## TASK PROMPT
Retype the data exactly, leaving nothing out.

## DATA TO EXAMINE
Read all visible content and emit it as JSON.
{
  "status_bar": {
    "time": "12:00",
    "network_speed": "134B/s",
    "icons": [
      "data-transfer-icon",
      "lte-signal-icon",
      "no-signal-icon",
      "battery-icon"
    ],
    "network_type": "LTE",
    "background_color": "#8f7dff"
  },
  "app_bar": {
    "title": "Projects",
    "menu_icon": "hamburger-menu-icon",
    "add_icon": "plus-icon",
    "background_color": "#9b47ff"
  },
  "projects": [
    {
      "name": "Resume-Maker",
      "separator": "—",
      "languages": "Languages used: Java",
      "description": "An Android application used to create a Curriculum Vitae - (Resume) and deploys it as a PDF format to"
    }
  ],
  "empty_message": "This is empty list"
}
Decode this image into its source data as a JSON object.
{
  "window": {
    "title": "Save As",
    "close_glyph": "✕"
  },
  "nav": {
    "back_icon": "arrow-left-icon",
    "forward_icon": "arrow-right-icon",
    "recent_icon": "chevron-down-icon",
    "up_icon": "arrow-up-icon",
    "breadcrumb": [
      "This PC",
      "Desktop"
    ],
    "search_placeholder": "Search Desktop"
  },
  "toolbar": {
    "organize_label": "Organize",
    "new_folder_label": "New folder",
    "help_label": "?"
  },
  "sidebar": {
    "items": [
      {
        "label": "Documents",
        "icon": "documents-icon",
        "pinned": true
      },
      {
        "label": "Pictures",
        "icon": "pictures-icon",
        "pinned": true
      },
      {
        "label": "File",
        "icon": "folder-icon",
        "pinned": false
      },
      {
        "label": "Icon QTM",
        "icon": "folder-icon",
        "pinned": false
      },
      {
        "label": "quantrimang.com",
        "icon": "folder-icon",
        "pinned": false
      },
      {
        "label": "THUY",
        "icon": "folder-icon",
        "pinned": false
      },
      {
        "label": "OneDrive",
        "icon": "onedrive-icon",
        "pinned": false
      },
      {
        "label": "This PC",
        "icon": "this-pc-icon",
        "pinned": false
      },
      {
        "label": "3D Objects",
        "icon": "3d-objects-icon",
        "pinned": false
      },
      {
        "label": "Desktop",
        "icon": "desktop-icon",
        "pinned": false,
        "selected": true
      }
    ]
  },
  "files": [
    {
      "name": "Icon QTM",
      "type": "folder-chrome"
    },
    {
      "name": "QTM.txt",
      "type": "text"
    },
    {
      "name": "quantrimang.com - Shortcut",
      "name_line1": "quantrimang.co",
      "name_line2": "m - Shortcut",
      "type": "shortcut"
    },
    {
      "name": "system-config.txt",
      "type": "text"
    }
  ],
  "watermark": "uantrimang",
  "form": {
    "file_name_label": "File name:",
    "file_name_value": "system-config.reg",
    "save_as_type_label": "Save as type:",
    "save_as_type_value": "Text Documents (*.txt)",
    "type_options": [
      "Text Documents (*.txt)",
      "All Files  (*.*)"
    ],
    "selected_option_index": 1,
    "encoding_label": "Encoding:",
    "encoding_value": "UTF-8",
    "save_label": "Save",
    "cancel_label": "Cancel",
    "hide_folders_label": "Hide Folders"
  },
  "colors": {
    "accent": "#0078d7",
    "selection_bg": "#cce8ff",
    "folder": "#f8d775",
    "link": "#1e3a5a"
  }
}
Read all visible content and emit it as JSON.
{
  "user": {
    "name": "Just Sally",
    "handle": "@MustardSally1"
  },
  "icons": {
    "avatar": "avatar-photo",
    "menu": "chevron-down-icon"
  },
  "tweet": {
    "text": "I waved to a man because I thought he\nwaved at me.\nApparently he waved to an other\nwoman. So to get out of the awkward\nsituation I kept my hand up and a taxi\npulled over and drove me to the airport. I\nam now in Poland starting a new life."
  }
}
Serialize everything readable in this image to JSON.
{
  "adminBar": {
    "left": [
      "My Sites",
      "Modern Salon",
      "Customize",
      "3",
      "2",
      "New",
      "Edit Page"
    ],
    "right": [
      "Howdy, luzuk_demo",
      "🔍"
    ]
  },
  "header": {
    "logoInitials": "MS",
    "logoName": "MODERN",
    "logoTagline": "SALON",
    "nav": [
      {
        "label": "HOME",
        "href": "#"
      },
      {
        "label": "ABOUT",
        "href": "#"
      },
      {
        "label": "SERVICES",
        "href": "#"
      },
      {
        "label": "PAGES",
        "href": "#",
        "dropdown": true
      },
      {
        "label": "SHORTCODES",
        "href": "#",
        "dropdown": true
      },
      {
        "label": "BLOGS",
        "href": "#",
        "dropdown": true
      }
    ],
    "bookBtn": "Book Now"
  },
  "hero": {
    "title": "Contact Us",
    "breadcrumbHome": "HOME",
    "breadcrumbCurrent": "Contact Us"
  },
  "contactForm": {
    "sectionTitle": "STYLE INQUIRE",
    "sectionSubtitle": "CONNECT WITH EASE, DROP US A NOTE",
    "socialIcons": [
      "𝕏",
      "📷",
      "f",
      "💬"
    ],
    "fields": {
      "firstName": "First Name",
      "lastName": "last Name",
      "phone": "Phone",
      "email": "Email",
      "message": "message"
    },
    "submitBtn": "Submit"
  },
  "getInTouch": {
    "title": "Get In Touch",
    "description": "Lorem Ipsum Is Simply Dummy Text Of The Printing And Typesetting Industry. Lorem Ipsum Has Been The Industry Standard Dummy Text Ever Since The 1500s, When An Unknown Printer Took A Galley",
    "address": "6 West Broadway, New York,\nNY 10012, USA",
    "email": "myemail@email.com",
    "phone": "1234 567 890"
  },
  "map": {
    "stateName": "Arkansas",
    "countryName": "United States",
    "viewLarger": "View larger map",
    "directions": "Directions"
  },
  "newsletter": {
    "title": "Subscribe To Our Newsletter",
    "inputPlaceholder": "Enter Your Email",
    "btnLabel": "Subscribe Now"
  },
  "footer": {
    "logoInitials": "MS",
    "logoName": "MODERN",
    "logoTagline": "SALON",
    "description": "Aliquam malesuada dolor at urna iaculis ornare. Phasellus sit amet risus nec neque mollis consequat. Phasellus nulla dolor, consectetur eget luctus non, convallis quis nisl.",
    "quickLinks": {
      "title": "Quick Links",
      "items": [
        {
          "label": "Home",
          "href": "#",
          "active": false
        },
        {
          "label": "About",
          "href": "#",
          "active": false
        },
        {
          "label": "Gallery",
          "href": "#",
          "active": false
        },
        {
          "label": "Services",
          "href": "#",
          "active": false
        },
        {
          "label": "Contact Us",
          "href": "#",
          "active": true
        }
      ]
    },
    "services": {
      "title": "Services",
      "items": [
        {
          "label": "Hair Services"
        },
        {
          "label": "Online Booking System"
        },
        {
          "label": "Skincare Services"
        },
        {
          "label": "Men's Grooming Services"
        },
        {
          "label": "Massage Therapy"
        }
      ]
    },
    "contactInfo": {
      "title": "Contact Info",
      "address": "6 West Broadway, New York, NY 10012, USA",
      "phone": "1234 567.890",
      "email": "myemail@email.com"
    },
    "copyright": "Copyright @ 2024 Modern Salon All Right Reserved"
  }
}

## RESPONSE BELOW
Read all visible content and emit it as JSON.
{
  "status_bar": {
    "time": "12:00",
    "network_speed": "134B/s",
    "icons": [
      "data-transfer-icon",
      "lte-signal-icon",
      "no-signal-icon",
      "battery-icon"
    ],
    "network_type": "LTE",
    "background_color": "#8f7dff"
  },
  "app_bar": {
    "title": "Projects",
    "menu_icon": "hamburger-menu-icon",
    "add_icon": "plus-icon",
    "background_color": "#9b47ff"
  },
  "projects": [
    {
      "name": "Resume-Maker",
      "separator": "—",
      "languages": "Languages used: Java",
      "description": "An Android application used to create a Curriculum Vitae - (Resume) and deploys it as a PDF format to"
    }
  ],
  "empty_message": "This is empty list"
}
Decode this image into its source data as a JSON object.
{
  "window": {
    "title": "Save As",
    "close_glyph": "✕"
  },
  "nav": {
    "back_icon": "arrow-left-icon",
    "forward_icon": "arrow-right-icon",
    "recent_icon": "chevron-down-icon",
    "up_icon": "arrow-up-icon",
    "breadcrumb": [
      "This PC",
      "Desktop"
    ],
    "search_placeholder": "Search Desktop"
  },
  "toolbar": {
    "organize_label": "Organize",
    "new_folder_label": "New folder",
    "help_label": "?"
  },
  "sidebar": {
    "items": [
      {
        "label": "Documents",
        "icon": "documents-icon",
        "pinned": true
      },
      {
        "label": "Pictures",
        "icon": "pictures-icon",
        "pinned": true
      },
      {
        "label": "File",
        "icon": "folder-icon",
        "pinned": false
      },
      {
        "label": "Icon QTM",
        "icon": "folder-icon",
        "pinned": false
      },
      {
        "label": "quantrimang.com",
        "icon": "folder-icon",
        "pinned": false
      },
      {
        "label": "THUY",
        "icon": "folder-icon",
        "pinned": false
      },
      {
        "label": "OneDrive",
        "icon": "onedrive-icon",
        "pinned": false
      },
      {
        "label": "This PC",
        "icon": "this-pc-icon",
        "pinned": false
      },
      {
        "label": "3D Objects",
        "icon": "3d-objects-icon",
        "pinned": false
      },
      {
        "label": "Desktop",
        "icon": "desktop-icon",
        "pinned": false,
        "selected": true
      }
    ]
  },
  "files": [
    {
      "name": "Icon QTM",
      "type": "folder-chrome"
    },
    {
      "name": "QTM.txt",
      "type": "text"
    },
    {
      "name": "quantrimang.com - Shortcut",
      "name_line1": "quantrimang.co",
      "name_line2": "m - Shortcut",
      "type": "shortcut"
    },
    {
      "name": "system-config.txt",
      "type": "text"
    }
  ],
  "watermark": "uantrimang",
  "form": {
    "file_name_label": "File name:",
    "file_name_value": "system-config.reg",
    "save_as_type_label": "Save as type:",
    "save_as_type_value": "Text Documents (*.txt)",
    "type_options": [
      "Text Documents (*.txt)",
      "All Files  (*.*)"
    ],
    "selected_option_index": 1,
    "encoding_label": "Encoding:",
    "encoding_value": "UTF-8",
    "save_label": "Save",
    "cancel_label": "Cancel",
    "hide_folders_label": "Hide Folders"
  },
  "colors": {
    "accent": "#0078d7",
    "selection_bg": "#cce8ff",
    "folder": "#f8d775",
    "link": "#1e3a5a"
  }
}
Read all visible content and emit it as JSON.
{
  "user": {
    "name": "Just Sally",
    "handle": "@MustardSally1"
  },
  "icons": {
    "avatar": "avatar-photo",
    "menu": "chevron-down-icon"
  },
  "tweet": {
    "text": "I waved to a man because I thought he\nwaved at me.\nApparently he waved to an other\nwoman. So to get out of the awkward\nsituation I kept my hand up and a taxi\npulled over and drove me to the airport. I\nam now in Poland starting a new life."
  }
}
Serialize everything readable in this image to JSON.
{
  "adminBar": {
    "left": [
      "My Sites",
      "Modern Salon",
      "Customize",
      "3",
      "2",
      "New",
      "Edit Page"
    ],
    "right": [
      "Howdy, luzuk_demo",
      "🔍"
    ]
  },
  "header": {
    "logoInitials": "MS",
    "logoName": "MODERN",
    "logoTagline": "SALON",
    "nav": [
      {
        "label": "HOME",
        "href": "#"
      },
      {
        "label": "ABOUT",
        "href": "#"
      },
      {
        "label": "SERVICES",
        "href": "#"
      },
      {
        "label": "PAGES",
        "href": "#",
        "dropdown": true
      },
      {
        "label": "SHORTCODES",
        "href": "#",
        "dropdown": true
      },
      {
        "label": "BLOGS",
        "href": "#",
        "dropdown": true
      }
    ],
    "bookBtn": "Book Now"
  },
  "hero": {
    "title": "Contact Us",
    "breadcrumbHome": "HOME",
    "breadcrumbCurrent": "Contact Us"
  },
  "contactForm": {
    "sectionTitle": "STYLE INQUIRE",
    "sectionSubtitle": "CONNECT WITH EASE, DROP US A NOTE",
    "socialIcons": [
      "𝕏",
      "📷",
      "f",
      "💬"
    ],
    "fields": {
      "firstName": "First Name",
      "lastName": "last Name",
      "phone": "Phone",
      "email": "Email",
      "message": "message"
    },
    "submitBtn": "Submit"
  },
  "getInTouch": {
    "title": "Get In Touch",
    "description": "Lorem Ipsum Is Simply Dummy Text Of The Printing And Typesetting Industry. Lorem Ipsum Has Been The Industry Standard Dummy Text Ever Since The 1500s, When An Unknown Printer Took A Galley",
    "address": "6 West Broadway, New York,\nNY 10012, USA",
    "email": "myemail@email.com",
    "phone": "1234 567 890"
  },
  "map": {
    "stateName": "Arkansas",
    "countryName": "United States",
    "viewLarger": "View larger map",
    "directions": "Directions"
  },
  "newsletter": {
    "title": "Subscribe To Our Newsletter",
    "inputPlaceholder": "Enter Your Email",
    "btnLabel": "Subscribe Now"
  },
  "footer": {
    "logoInitials": "MS",
    "logoName": "MODERN",
    "logoTagline": "SALON",
    "description": "Aliquam malesuada dolor at urna iaculis ornare. Phasellus sit amet risus nec neque mollis consequat. Phasellus nulla dolor, consectetur eget luctus non, convallis quis nisl.",
    "quickLinks": {
      "title": "Quick Links",
      "items": [
        {
          "label": "Home",
          "href": "#",
          "active": false
        },
        {
          "label": "About",
          "href": "#",
          "active": false
        },
        {
          "label": "Gallery",
          "href": "#",
          "active": false
        },
        {
          "label": "Services",
          "href": "#",
          "active": false
        },
        {
          "label": "Contact Us",
          "href": "#",
          "active": true
        }
      ]
    },
    "services": {
      "title": "Services",
      "items": [
        {
          "label": "Hair Services"
        },
        {
          "label": "Online Booking System"
        },
        {
          "label": "Skincare Services"
        },
        {
          "label": "Men's Grooming Services"
        },
        {
          "label": "Massage Therapy"
        }
      ]
    },
    "contactInfo": {
      "title": "Contact Info",
      "address": "6 West Broadway, New York, NY 10012, USA",
      "phone": "1234 567.890",
      "email": "myemail@email.com"
    },
    "copyright": "Copyright @ 2024 Modern Salon All Right Reserved"
  }
}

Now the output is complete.